App and web page records

►

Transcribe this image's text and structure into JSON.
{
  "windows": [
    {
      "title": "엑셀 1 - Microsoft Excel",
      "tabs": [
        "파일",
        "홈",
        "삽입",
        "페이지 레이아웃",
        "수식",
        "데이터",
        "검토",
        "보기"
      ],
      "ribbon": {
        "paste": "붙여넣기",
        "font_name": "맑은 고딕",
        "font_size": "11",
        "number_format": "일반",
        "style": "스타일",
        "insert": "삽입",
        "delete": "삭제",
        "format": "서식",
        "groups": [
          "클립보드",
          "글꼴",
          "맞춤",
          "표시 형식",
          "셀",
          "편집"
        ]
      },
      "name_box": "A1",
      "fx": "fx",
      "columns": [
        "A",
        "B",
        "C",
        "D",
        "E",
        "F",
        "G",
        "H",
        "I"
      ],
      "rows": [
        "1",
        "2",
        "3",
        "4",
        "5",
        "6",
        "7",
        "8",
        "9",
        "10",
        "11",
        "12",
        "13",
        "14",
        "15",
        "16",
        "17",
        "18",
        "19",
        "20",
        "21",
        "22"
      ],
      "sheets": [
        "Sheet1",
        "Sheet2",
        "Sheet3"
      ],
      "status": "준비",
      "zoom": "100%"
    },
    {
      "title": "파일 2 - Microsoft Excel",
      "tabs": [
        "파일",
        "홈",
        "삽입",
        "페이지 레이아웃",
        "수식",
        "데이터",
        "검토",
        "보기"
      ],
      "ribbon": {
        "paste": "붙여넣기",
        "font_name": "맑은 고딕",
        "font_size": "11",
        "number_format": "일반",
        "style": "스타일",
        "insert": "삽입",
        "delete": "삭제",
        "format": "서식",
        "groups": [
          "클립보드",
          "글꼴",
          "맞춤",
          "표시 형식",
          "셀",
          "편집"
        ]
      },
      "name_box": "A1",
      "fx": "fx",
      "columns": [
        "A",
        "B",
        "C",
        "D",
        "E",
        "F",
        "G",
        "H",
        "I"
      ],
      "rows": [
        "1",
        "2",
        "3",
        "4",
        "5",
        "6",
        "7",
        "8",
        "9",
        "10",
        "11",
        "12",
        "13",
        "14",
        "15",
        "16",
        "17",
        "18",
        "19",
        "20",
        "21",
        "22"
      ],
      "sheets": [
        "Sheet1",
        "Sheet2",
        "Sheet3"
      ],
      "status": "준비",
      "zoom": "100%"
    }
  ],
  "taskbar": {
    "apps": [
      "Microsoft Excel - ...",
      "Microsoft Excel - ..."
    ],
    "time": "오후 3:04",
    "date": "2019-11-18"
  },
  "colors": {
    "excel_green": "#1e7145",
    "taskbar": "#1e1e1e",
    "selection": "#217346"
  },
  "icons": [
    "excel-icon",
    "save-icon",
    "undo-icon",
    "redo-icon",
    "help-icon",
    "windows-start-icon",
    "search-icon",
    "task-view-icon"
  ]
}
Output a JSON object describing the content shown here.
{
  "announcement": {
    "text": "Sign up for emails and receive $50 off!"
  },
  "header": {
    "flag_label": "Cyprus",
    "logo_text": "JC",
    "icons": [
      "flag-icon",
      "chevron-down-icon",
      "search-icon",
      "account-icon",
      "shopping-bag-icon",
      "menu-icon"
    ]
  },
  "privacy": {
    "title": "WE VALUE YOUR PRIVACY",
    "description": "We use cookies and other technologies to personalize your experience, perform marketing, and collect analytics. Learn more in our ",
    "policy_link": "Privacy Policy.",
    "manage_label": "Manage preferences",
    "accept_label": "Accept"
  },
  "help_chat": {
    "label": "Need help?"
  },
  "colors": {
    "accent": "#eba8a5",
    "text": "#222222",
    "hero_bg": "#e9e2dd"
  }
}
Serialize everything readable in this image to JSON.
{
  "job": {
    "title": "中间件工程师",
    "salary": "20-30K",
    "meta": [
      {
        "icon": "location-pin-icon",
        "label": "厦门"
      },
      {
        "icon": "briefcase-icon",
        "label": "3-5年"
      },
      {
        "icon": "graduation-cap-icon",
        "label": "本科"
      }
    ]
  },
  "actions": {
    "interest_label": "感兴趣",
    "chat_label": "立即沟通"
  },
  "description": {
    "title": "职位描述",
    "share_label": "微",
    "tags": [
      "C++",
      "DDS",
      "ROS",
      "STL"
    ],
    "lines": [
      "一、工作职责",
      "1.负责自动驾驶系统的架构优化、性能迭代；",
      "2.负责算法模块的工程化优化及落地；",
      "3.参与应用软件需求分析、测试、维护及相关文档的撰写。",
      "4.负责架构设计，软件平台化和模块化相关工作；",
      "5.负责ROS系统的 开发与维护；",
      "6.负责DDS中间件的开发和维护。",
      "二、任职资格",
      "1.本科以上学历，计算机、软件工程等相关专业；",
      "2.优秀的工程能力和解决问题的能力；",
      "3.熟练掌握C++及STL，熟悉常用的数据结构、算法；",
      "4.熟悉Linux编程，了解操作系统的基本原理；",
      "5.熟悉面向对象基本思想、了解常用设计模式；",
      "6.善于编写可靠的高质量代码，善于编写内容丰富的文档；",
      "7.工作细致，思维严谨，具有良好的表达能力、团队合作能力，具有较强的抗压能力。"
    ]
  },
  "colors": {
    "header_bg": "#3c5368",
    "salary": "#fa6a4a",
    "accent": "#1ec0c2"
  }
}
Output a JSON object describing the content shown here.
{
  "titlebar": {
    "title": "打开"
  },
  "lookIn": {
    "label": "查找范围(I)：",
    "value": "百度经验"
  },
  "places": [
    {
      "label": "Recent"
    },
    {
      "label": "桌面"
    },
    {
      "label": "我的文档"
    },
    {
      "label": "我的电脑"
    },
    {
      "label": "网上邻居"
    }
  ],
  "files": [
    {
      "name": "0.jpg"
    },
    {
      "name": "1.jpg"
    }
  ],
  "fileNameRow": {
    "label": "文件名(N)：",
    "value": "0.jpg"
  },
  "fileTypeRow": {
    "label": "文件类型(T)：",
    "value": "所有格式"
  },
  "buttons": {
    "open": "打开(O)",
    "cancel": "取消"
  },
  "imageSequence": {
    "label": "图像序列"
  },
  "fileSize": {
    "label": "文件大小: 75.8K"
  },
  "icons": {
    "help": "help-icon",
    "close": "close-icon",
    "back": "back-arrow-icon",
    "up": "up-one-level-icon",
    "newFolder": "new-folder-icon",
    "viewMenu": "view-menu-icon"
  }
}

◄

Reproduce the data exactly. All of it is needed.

Transcribe this image's text and structure into JSON.
{
  "windows": [
    {
      "title": "엑셀 1 - Microsoft Excel",
      "tabs": [
        "파일",
        "홈",
        "삽입",
        "페이지 레이아웃",
        "수식",
        "데이터",
        "검토",
        "보기"
      ],
      "ribbon": {
        "paste": "붙여넣기",
        "font_name": "맑은 고딕",
        "font_size": "11",
        "number_format": "일반",
        "style": "스타일",
        "insert": "삽입",
        "delete": "삭제",
        "format": "서식",
        "groups": [
          "클립보드",
          "글꼴",
          "맞춤",
          "표시 형식",
          "셀",
          "편집"
        ]
      },
      "name_box": "A1",
      "fx": "fx",
      "columns": [
        "A",
        "B",
        "C",
        "D",
        "E",
        "F",
        "G",
        "H",
        "I"
      ],
      "rows": [
        "1",
        "2",
        "3",
        "4",
        "5",
        "6",
        "7",
        "8",
        "9",
        "10",
        "11",
        "12",
        "13",
        "14",
        "15",
        "16",
        "17",
        "18",
        "19",
        "20",
        "21",
        "22"
      ],
      "sheets": [
        "Sheet1",
        "Sheet2",
        "Sheet3"
      ],
      "status": "준비",
      "zoom": "100%"
    },
    {
      "title": "파일 2 - Microsoft Excel",
      "tabs": [
        "파일",
        "홈",
        "삽입",
        "페이지 레이아웃",
        "수식",
        "데이터",
        "검토",
        "보기"
      ],
      "ribbon": {
        "paste": "붙여넣기",
        "font_name": "맑은 고딕",
        "font_size": "11",
        "number_format": "일반",
        "style": "스타일",
        "insert": "삽입",
        "delete": "삭제",
        "format": "서식",
        "groups": [
          "클립보드",
          "글꼴",
          "맞춤",
          "표시 형식",
          "셀",
          "편집"
        ]
      },
      "name_box": "A1",
      "fx": "fx",
      "columns": [
        "A",
        "B",
        "C",
        "D",
        "E",
        "F",
        "G",
        "H",
        "I"
      ],
      "rows": [
        "1",
        "2",
        "3",
        "4",
        "5",
        "6",
        "7",
        "8",
        "9",
        "10",
        "11",
        "12",
        "13",
        "14",
        "15",
        "16",
        "17",
        "18",
        "19",
        "20",
        "21",
        "22"
      ],
      "sheets": [
        "Sheet1",
        "Sheet2",
        "Sheet3"
      ],
      "status": "준비",
      "zoom": "100%"
    }
  ],
  "taskbar": {
    "apps": [
      "Microsoft Excel - ...",
      "Microsoft Excel - ..."
    ],
    "time": "오후 3:04",
    "date": "2019-11-18"
  },
  "colors": {
    "excel_green": "#1e7145",
    "taskbar": "#1e1e1e",
    "selection": "#217346"
  },
  "icons": [
    "excel-icon",
    "save-icon",
    "undo-icon",
    "redo-icon",
    "help-icon",
    "windows-start-icon",
    "search-icon",
    "task-view-icon"
  ]
}
Output a JSON object describing the content shown here.
{
  "announcement": {
    "text": "Sign up for emails and receive $50 off!"
  },
  "header": {
    "flag_label": "Cyprus",
    "logo_text": "JC",
    "icons": [
      "flag-icon",
      "chevron-down-icon",
      "search-icon",
      "account-icon",
      "shopping-bag-icon",
      "menu-icon"
    ]
  },
  "privacy": {
    "title": "WE VALUE YOUR PRIVACY",
    "description": "We use cookies and other technologies to personalize your experience, perform marketing, and collect analytics. Learn more in our ",
    "policy_link": "Privacy Policy.",
    "manage_label": "Manage preferences",
    "accept_label": "Accept"
  },
  "help_chat": {
    "label": "Need help?"
  },
  "colors": {
    "accent": "#eba8a5",
    "text": "#222222",
    "hero_bg": "#e9e2dd"
  }
}
Serialize everything readable in this image to JSON.
{
  "job": {
    "title": "中间件工程师",
    "salary": "20-30K",
    "meta": [
      {
        "icon": "location-pin-icon",
        "label": "厦门"
      },
      {
        "icon": "briefcase-icon",
        "label": "3-5年"
      },
      {
        "icon": "graduation-cap-icon",
        "label": "本科"
      }
    ]
  },
  "actions": {
    "interest_label": "感兴趣",
    "chat_label": "立即沟通"
  },
  "description": {
    "title": "职位描述",
    "share_label": "微",
    "tags": [
      "C++",
      "DDS",
      "ROS",
      "STL"
    ],
    "lines": [
      "一、工作职责",
      "1.负责自动驾驶系统的架构优化、性能迭代；",
      "2.负责算法模块的工程化优化及落地；",
      "3.参与应用软件需求分析、测试、维护及相关文档的撰写。",
      "4.负责架构设计，软件平台化和模块化相关工作；",
      "5.负责ROS系统的 开发与维护；",
      "6.负责DDS中间件的开发和维护。",
      "二、任职资格",
      "1.本科以上学历，计算机、软件工程等相关专业；",
      "2.优秀的工程能力和解决问题的能力；",
      "3.熟练掌握C++及STL，熟悉常用的数据结构、算法；",
      "4.熟悉Linux编程，了解操作系统的基本原理；",
      "5.熟悉面向对象基本思想、了解常用设计模式；",
      "6.善于编写可靠的高质量代码，善于编写内容丰富的文档；",
      "7.工作细致，思维严谨，具有良好的表达能力、团队合作能力，具有较强的抗压能力。"
    ]
  },
  "colors": {
    "header_bg": "#3c5368",
    "salary": "#fa6a4a",
    "accent": "#1ec0c2"
  }
}
Output a JSON object describing the content shown here.
{
  "titlebar": {
    "title": "打开"
  },
  "lookIn": {
    "label": "查找范围(I)：",
    "value": "百度经验"
  },
  "places": [
    {
      "label": "Recent"
    },
    {
      "label": "桌面"
    },
    {
      "label": "我的文档"
    },
    {
      "label": "我的电脑"
    },
    {
      "label": "网上邻居"
    }
  ],
  "files": [
    {
      "name": "0.jpg"
    },
    {
      "name": "1.jpg"
    }
  ],
  "fileNameRow": {
    "label": "文件名(N)：",
    "value": "0.jpg"
  },
  "fileTypeRow": {
    "label": "文件类型(T)：",
    "value": "所有格式"
  },
  "buttons": {
    "open": "打开(O)",
    "cancel": "取消"
  },
  "imageSequence": {
    "label": "图像序列"
  },
  "fileSize": {
    "label": "文件大小: 75.8K"
  },
  "icons": {
    "help": "help-icon",
    "close": "close-icon",
    "back": "back-arrow-icon",
    "up": "up-one-level-icon",
    "newFolder": "new-folder-icon",
    "viewMenu": "view-menu-icon"
  }
}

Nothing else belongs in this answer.